The Student Association Senate approved first-year senators’ recommendations for officials to increase social activities and academic support for the freshman class, like increased guidance about available resources for freshmen, at its first meeting of the semester Monday.
Three first-year SA senators presented feedback from more than 300 freshmen, collected through a survey and a town hall last semester, that they are largely unaware of available “University-wide resources” and feel a lack of connection to the University in taking online courses. Senators also voted to convert the current first-year seats to undergraduate-at-large seats to permit those senators voting rights and set guidelines for SA members’ use of electronic platforms and social media for purposes like advocacy efforts.
Senators recommended officials improve the “first-year undergraduate experience” by creating and publicizing instructional videos on how to use campus services, create programming to “bring first-year students together” at least once a month in the spring semester and host at least one town hall in the spring dedicated to freshmen, according to the legislation.

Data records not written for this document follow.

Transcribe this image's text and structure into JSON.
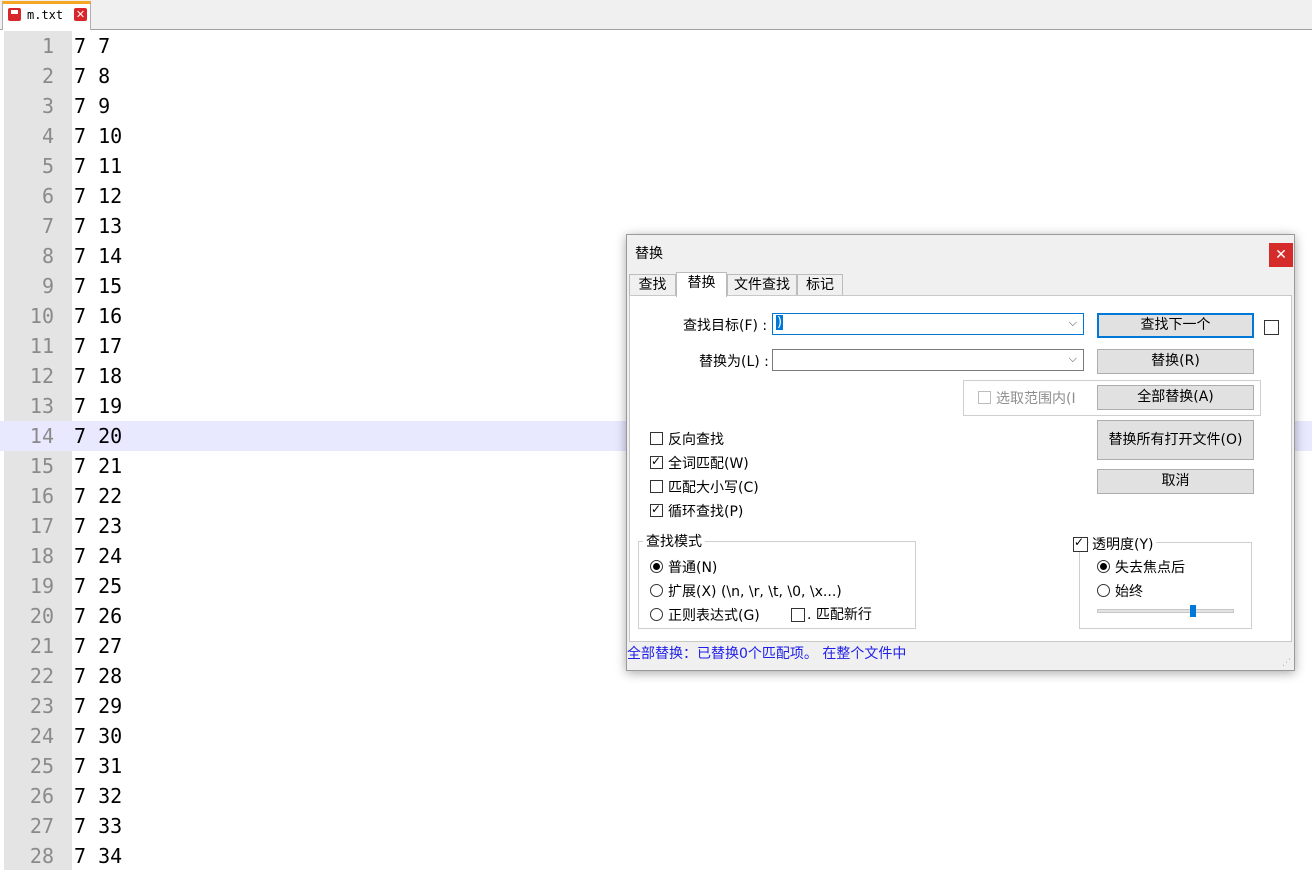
{
  "tab": {
    "filename": "m.txt",
    "close_glyph": "✕",
    "save_icon": "floppy-disk-icon"
  },
  "editor": {
    "current_line": 14,
    "lines": [
      {
        "num": "1",
        "text": "7 7"
      },
      {
        "num": "2",
        "text": "7 8"
      },
      {
        "num": "3",
        "text": "7 9"
      },
      {
        "num": "4",
        "text": "7 10"
      },
      {
        "num": "5",
        "text": "7 11"
      },
      {
        "num": "6",
        "text": "7 12"
      },
      {
        "num": "7",
        "text": "7 13"
      },
      {
        "num": "8",
        "text": "7 14"
      },
      {
        "num": "9",
        "text": "7 15"
      },
      {
        "num": "10",
        "text": "7 16"
      },
      {
        "num": "11",
        "text": "7 17"
      },
      {
        "num": "12",
        "text": "7 18"
      },
      {
        "num": "13",
        "text": "7 19"
      },
      {
        "num": "14",
        "text": "7 20"
      },
      {
        "num": "15",
        "text": "7 21"
      },
      {
        "num": "16",
        "text": "7 22"
      },
      {
        "num": "17",
        "text": "7 23"
      },
      {
        "num": "18",
        "text": "7 24"
      },
      {
        "num": "19",
        "text": "7 25"
      },
      {
        "num": "20",
        "text": "7 26"
      },
      {
        "num": "21",
        "text": "7 27"
      },
      {
        "num": "22",
        "text": "7 28"
      },
      {
        "num": "23",
        "text": "7 29"
      },
      {
        "num": "24",
        "text": "7 30"
      },
      {
        "num": "25",
        "text": "7 31"
      },
      {
        "num": "26",
        "text": "7 32"
      },
      {
        "num": "27",
        "text": "7 33"
      },
      {
        "num": "28",
        "text": "7 34"
      }
    ]
  },
  "dialog": {
    "title": "替换",
    "close_glyph": "✕",
    "tabs": [
      "查找",
      "替换",
      "文件查找",
      "标记"
    ],
    "active_tab": "替换",
    "find_label": "查找目标(F) :",
    "find_value": ")",
    "replace_label": "替换为(L) :",
    "replace_value": "",
    "in_selection": "选取范围内(I",
    "buttons": {
      "find_next": "查找下一个",
      "replace": "替换(R)",
      "replace_all": "全部替换(A)",
      "replace_all_open": "替换所有打开文件(O)",
      "cancel": "取消"
    },
    "options": {
      "backward": "反向查找",
      "whole_word": "全词匹配(W)",
      "match_case": "匹配大小写(C)",
      "wrap": "循环查找(P)"
    },
    "search_mode": {
      "title": "查找模式",
      "normal": "普通(N)",
      "extended": "扩展(X) (\\n, \\r, \\t, \\0, \\x...)",
      "regex": "正则表达式(G)",
      "dot_newline": ". 匹配新行"
    },
    "transparency": {
      "title": "透明度(Y)",
      "on_lose_focus": "失去焦点后",
      "always": "始终",
      "level": 0.7
    },
    "status": "全部替换：已替换0个匹配项。 在整个文件中",
    "status_color": "#1e1ee8"
  }
}
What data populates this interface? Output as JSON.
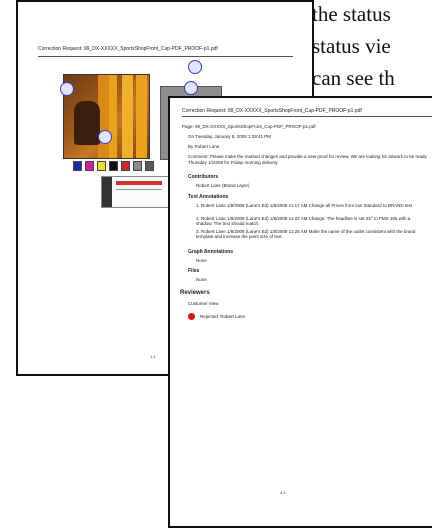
{
  "body_text": {
    "line1": "the status",
    "line2": "status vie",
    "line3": "can see th"
  },
  "back_page": {
    "title": "Correction Request: 99_DX-XXXXX_SportsShopFront_Cup-PDF_PROOF-p1.pdf",
    "swatch_colors": [
      "#1a2aa8",
      "#d91aa0",
      "#f2e01a",
      "#111111",
      "#c82a2a",
      "#8a8a8a",
      "#5a5a5a"
    ],
    "page_number": "1-1"
  },
  "front_page": {
    "title": "Correction Request: 99_DX-XXXXX_SportsShopFront_Cup-PDF_PROOF-p1.pdf",
    "page_line": "Page: 99_DX-XXXXX_SportsShopFront_Cup-PDF_PROOF-p1.pdf",
    "date_line": "On Tuesday, January 8, 2008 1:29:41 PM",
    "by_line": "By Robert Lane",
    "comment": "Comment: Please make the marked changes and provide a new proof for review. We are looking for artwork to be ready Thursday 1/10/08 for Friday morning delivery.",
    "contributor_label": "Contributors",
    "contributor_value": "Robert Lane (Brand Layer)",
    "text_annotations_label": "Text Annotations",
    "annotations": [
      "1. Robert Lane 1/8/2008 (Lane's Ed) 1/8/2008 11:17 AM  Change all Prices from low Standard to BRAND text",
      "2. Robert Lane 1/8/2008 (Lane's Ed) 1/8/2008 11:22 AM  Change: The headline is set 25° to PMS 185 with a shadow. The text should match.",
      "3. Robert Lane 1/8/2008 (Lane's Ed) 1/8/2008 11:28 AM  Make the name of the outlet consistent with the brand template and increase the point size of text."
    ],
    "graph_annotations_label": "Graph Annotations",
    "graph_value": "None",
    "files_label": "Files",
    "files_value": "None",
    "reviewers_label": "Reviewers",
    "customer_view_label": "Customer View",
    "rejected_line": "Rejected: Robert Lane",
    "page_number": "4-1"
  }
}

SA Sen. Charlene Richards, U-at-Large and a co-sponsor of the resolution, said a common thread of challenges for freshmen appeared to be accessing certain University resources because they are not aware the resources are available. She said responses also stressed a lack of connection to GW, and she recommended that officials attempt to increase the role of the freshman class in “plans and decisions made by the University.”
“To address these concerns, a few of our recommendations in the senate resolution focus on increasing direct communication between University leadership and students as well as finding a space for current first-year undergraduate students in the future return to campus and orientation plans,” Richards said.
SA Sen. Jack Bloom, U-at-Large and the sponsor of the resolution, said the legislation “formally acknowledges” challenges freshmen experienced during the virtual fall semester.
The senate also voted to add updated language to the SA’s governing bylaws, regarding senate members’ use of technology to advocate for issues in the community and who is responsible for managing the SA’s virtual platforms. The legislation comes after SA President Howard Brookins apologized on behalf of the executive branch for sharing an Instagram post indicating support for Armenia in a war with neighboring Azerbaijan.
SA Sen. Yan Xu, U-at-Large and the sponsor of the act, said the guidelines in the resolution allow senators to collaborate with one another through virtual communication methods. The legislation specifically outlines eight permitted uses of the SA’s social media for purposes like advocacy and awareness efforts, responding to questions from community members and updating the public on SA achievements.
The SA’s vice president for public affairs will “open and manage electronic communication accounts” and hold all usernames and passwords for SA “channels,” according to the legislation. The public affairs vice president and “authorized appointees” can also take down any social media posts or comments on behalf of the SA if they do not abide by the guidelines of the SA’s governing documents, the legislation states.
“Last semester, a repost on the SA Instagram about the Armenia and Azerbaijan conflict let us see the importance of proving outlines for SA electronic communication forms and usage,” Xu said.
Senators also approved Hannah Clayton, the body’s director of the arts, onto the Faculty Senate’s libraries committee and confirmed SA Sen. Jovawn McNeil, ESIA-U, onto the Joint Committee of Faculty and Students – a committee of seven SA representatives and seven faculty members that focuses on academic affairs issues.
SA Executive Vice President Brandon Hill presented the SA’s mid-year report, highlighting actions from the body during the first half of their term, like the SA’s donation of $70,000 to the GW Cares fund. He added that the senate had passed 14 resolutions and 12 bills by the end of the fall semester, which amounts to 157 pages of legislation – more than double the amount by last year’s senate.